**Listed records**

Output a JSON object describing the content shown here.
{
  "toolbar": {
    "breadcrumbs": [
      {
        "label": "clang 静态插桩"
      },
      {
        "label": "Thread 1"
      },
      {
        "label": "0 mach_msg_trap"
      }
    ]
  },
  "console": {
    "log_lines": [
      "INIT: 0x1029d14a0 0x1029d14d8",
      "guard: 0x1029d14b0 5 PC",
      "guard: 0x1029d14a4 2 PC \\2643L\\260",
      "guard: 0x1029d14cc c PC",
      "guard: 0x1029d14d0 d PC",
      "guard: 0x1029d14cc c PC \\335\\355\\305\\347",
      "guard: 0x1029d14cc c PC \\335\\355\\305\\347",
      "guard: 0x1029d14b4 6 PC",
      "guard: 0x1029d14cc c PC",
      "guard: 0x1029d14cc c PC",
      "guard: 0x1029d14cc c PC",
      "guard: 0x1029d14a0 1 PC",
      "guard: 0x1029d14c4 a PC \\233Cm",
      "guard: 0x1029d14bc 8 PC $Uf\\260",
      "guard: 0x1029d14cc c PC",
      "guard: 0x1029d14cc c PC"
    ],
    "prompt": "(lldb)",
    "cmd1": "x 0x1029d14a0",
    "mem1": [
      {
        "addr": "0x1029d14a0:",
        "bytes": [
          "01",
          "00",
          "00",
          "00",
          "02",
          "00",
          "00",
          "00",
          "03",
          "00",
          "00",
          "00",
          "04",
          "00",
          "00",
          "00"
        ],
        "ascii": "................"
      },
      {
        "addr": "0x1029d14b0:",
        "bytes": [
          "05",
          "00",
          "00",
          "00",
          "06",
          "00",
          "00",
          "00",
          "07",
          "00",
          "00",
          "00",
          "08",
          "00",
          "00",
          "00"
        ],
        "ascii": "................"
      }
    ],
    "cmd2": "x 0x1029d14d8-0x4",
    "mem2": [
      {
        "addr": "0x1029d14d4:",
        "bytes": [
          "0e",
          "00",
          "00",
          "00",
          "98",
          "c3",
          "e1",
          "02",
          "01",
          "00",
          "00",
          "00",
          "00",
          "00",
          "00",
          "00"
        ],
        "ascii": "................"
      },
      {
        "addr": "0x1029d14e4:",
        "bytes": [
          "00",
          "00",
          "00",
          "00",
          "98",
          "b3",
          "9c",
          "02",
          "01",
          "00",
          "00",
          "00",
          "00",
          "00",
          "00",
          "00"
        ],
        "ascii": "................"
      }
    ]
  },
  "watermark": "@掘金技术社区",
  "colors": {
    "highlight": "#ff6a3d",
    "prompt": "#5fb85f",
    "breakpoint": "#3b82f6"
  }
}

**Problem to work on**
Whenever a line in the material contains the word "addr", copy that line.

**Finished exercise**
        "addr": "0x1029d14a0:",
        "addr": "0x1029d14b0:",
        "addr": "0x1029d14d4:",
        "addr": "0x1029d14e4:",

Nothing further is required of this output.